[[ SOURCE MATERIAL, beginning ]]

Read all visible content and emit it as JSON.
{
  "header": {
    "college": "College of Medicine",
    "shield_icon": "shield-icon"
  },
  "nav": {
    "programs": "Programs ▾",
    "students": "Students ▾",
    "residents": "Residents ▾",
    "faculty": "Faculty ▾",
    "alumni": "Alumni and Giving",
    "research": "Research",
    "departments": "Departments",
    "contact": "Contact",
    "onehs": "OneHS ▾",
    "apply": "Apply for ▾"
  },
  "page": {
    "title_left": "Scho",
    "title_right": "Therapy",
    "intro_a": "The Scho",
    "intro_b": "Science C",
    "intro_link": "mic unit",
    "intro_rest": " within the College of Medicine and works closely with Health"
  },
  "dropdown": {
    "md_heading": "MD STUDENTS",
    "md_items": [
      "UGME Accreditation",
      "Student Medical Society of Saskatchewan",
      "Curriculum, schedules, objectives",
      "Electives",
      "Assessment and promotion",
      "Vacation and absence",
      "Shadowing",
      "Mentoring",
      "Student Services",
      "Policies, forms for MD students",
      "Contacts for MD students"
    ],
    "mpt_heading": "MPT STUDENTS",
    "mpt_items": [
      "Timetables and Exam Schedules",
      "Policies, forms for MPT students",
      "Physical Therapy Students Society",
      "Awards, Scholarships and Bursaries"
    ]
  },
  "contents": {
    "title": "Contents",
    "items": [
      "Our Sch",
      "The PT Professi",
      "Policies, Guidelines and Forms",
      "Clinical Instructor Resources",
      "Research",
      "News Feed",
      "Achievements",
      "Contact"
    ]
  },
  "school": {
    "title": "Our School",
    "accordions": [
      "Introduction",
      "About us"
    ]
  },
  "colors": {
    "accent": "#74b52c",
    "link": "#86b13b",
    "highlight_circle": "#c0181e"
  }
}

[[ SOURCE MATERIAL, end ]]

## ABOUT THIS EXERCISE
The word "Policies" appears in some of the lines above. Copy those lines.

## RESPONSE AREA
      "Policies, forms for MD students",
      "Policies, forms for MPT students",
      "Policies, Guidelines and Forms",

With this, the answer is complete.